A researcher at the University of Southampton, working as part of a team from the UK and USA, believes the global eradication of malaria could be achieved by individual countries eliminating the disease within their own borders and coordinating efforts regionally. The team's findings have been published in the journal Science.
Dr Andrew Tatem explains, "In 1955 a global programme was launched to eradicate Malaria, but funding collapsed in 1969 and ultimately eradication wasn't achieved. We have examined what was learned from this programme and how malaria has since been eliminated in individual countries.
"Our findings suggest it may be possible for malaria elimination to proceed like a ratchet, tightening the grip on the disease region-by-region, country-by-country, until eradication is ultimately achieved - but without the need for a globally coordinated campaign."
The research team examined data from 1980 onwards for 30 countries which successfully eliminated malaria and also took part in the 1955 Global Malaria Eradication Programme (GMEP). In these countries, elimination has become highly stable, transmission (or infection) has declined and resurgence has occurred far less frequently than traditional theory would predict.
Three potential reasons for this decline and stability of malaria have been suggested:
* declines in transmission rates resulting from urbanization and economic development
* a high-degree of transmission control from treating malaria cases combined with outbreak control

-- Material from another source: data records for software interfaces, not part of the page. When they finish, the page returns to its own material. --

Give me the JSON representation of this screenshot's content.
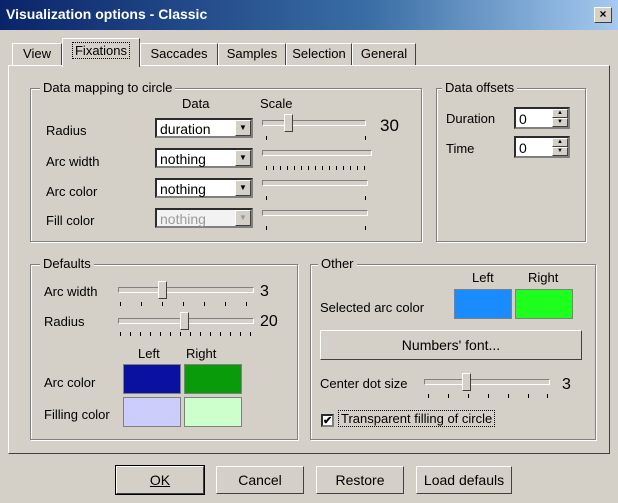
{
  "window": {
    "title": "Visualization options - Classic",
    "close_glyph": "×"
  },
  "tabs": [
    "View",
    "Fixations",
    "Saccades",
    "Samples",
    "Selection",
    "General"
  ],
  "active_tab": "Fixations",
  "mapping": {
    "legend": "Data mapping to circle",
    "col_data": "Data",
    "col_scale": "Scale",
    "radius_label": "Radius",
    "radius_value": "duration",
    "radius_scale": "30",
    "arcwidth_label": "Arc width",
    "arcwidth_value": "nothing",
    "arccolor_label": "Arc color",
    "arccolor_value": "nothing",
    "fillcolor_label": "Fill color",
    "fillcolor_value": "nothing"
  },
  "offsets": {
    "legend": "Data offsets",
    "duration_label": "Duration",
    "duration_value": "0",
    "time_label": "Time",
    "time_value": "0"
  },
  "defaults": {
    "legend": "Defaults",
    "arcwidth_label": "Arc width",
    "arcwidth_value": "3",
    "radius_label": "Radius",
    "radius_value": "20",
    "left_header": "Left",
    "right_header": "Right",
    "arccolor_label": "Arc color",
    "filling_label": "Filling color",
    "colors": {
      "arc_left": "#0a10a0",
      "arc_right": "#0a9b0a",
      "fill_left": "#cccdfa",
      "fill_right": "#ccffcc"
    }
  },
  "other": {
    "legend": "Other",
    "left_header": "Left",
    "right_header": "Right",
    "selected_label": "Selected arc color",
    "colors": {
      "sel_left": "#1a8cff",
      "sel_right": "#1dff1d"
    },
    "font_button": "Numbers' font...",
    "dot_label": "Center dot size",
    "dot_value": "3",
    "transparent_label": "Transparent filling of circle",
    "transparent_checked": "✔"
  },
  "buttons": {
    "ok": "OK",
    "cancel": "Cancel",
    "restore": "Restore",
    "load": "Load defauls"
  }
}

* low-connectivity among places that are highly receptive to transmission